# RECORDED DATA:
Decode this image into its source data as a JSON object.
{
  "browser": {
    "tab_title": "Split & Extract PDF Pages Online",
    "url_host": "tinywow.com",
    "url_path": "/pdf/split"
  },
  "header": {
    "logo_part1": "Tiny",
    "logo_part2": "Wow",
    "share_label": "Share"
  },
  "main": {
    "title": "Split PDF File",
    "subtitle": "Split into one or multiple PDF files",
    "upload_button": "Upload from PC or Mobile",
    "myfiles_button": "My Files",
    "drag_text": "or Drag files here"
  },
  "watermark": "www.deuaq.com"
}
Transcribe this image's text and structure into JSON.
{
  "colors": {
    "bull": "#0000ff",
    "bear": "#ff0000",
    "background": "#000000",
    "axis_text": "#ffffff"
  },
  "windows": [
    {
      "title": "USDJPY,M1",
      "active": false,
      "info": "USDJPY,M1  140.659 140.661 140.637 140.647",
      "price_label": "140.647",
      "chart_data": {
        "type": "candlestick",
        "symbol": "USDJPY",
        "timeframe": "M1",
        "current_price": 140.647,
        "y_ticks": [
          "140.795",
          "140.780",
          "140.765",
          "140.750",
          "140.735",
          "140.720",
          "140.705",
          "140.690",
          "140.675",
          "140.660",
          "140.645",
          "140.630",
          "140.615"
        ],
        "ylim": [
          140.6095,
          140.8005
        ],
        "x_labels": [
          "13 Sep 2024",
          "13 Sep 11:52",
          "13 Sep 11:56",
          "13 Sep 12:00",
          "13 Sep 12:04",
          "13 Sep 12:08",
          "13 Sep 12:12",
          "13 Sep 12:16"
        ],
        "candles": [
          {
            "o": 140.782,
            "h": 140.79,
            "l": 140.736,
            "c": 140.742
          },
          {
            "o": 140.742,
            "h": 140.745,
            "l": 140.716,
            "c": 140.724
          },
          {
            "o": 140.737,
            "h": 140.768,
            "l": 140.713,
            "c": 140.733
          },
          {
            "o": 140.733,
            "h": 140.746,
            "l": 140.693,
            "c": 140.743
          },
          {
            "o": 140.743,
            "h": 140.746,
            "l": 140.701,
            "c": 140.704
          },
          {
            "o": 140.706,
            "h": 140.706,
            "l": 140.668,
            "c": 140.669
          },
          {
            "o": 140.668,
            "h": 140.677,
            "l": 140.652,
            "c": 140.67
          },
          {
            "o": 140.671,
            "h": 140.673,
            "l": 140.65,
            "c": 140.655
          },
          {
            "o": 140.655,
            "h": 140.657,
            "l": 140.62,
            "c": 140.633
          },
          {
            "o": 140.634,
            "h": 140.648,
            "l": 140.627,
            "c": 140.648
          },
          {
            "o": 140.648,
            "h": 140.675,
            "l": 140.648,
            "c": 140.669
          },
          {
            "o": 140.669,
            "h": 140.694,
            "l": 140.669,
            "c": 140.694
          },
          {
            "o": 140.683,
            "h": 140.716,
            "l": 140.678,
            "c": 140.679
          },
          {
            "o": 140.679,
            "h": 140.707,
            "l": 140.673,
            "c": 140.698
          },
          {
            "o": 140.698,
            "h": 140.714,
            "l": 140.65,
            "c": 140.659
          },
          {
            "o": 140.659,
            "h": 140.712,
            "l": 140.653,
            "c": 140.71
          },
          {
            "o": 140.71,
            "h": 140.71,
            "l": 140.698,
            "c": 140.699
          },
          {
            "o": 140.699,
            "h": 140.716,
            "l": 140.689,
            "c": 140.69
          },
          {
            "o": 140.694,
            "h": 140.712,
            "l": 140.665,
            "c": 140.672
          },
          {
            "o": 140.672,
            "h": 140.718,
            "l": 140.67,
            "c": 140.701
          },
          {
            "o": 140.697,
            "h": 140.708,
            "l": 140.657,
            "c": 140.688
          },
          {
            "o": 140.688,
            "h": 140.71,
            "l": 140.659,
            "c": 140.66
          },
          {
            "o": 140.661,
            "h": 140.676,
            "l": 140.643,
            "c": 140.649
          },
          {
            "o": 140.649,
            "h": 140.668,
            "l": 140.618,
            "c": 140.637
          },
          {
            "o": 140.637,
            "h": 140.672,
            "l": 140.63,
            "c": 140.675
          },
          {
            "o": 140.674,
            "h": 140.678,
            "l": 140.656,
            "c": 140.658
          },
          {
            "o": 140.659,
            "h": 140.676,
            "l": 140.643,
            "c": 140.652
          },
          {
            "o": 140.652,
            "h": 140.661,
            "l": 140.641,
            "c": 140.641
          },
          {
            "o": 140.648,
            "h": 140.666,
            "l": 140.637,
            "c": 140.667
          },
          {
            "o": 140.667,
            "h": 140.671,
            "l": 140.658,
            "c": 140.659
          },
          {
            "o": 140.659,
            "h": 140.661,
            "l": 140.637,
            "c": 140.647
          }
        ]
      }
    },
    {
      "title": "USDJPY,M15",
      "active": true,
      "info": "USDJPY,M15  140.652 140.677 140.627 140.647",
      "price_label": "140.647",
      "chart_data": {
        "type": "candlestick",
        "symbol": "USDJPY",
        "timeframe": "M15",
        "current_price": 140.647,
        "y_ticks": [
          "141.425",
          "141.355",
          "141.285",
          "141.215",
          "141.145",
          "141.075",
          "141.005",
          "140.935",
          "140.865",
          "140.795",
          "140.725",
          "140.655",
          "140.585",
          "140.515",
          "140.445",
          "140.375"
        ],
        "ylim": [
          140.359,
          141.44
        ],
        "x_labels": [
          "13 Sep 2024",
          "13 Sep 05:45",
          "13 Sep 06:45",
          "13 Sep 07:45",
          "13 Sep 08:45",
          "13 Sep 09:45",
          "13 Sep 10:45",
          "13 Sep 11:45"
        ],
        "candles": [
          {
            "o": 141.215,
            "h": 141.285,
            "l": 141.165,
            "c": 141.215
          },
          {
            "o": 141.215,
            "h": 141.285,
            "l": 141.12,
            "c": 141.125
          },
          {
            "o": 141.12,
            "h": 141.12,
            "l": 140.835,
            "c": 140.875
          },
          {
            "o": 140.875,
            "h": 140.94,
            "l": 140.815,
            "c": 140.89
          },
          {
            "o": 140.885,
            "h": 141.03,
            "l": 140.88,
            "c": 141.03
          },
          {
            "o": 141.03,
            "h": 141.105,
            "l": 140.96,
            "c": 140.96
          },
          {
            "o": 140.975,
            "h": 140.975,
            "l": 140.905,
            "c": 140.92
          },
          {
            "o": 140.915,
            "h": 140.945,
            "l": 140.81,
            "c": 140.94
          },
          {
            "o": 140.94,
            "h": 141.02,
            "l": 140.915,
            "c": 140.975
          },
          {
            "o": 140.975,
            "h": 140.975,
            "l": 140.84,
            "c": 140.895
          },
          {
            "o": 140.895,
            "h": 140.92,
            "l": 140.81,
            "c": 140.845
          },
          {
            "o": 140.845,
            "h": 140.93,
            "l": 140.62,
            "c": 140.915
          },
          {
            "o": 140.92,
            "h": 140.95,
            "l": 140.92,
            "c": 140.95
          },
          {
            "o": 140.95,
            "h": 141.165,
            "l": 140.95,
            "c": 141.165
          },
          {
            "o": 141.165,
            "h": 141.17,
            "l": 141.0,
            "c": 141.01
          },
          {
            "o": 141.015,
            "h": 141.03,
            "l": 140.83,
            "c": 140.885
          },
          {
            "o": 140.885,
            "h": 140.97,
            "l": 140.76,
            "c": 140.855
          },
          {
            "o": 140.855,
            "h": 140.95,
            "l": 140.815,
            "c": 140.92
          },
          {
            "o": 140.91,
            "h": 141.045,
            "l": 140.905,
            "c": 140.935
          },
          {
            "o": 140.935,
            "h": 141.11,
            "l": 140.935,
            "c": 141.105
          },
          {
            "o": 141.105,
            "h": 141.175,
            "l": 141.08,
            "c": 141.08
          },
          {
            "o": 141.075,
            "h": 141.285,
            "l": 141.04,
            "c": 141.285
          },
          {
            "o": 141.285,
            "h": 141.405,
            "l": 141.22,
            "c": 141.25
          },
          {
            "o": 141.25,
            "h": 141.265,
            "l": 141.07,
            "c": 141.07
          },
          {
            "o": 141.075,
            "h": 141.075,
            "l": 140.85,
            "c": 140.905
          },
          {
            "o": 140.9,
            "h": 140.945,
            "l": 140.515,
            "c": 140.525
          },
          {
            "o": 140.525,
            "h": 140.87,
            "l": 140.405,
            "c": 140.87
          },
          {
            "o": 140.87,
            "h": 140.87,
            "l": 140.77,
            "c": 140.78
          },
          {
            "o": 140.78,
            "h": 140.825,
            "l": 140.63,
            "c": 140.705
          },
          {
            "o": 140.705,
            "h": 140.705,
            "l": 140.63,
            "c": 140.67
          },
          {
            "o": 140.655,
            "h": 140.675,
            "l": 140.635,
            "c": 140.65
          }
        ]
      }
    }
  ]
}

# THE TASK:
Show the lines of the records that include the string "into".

# OUTPUT OF THE TASK:
Decode this image into its source data as a JSON object.
    "subtitle": "Split into one or multiple PDF files",
Transcribe this image's text and structure into JSON.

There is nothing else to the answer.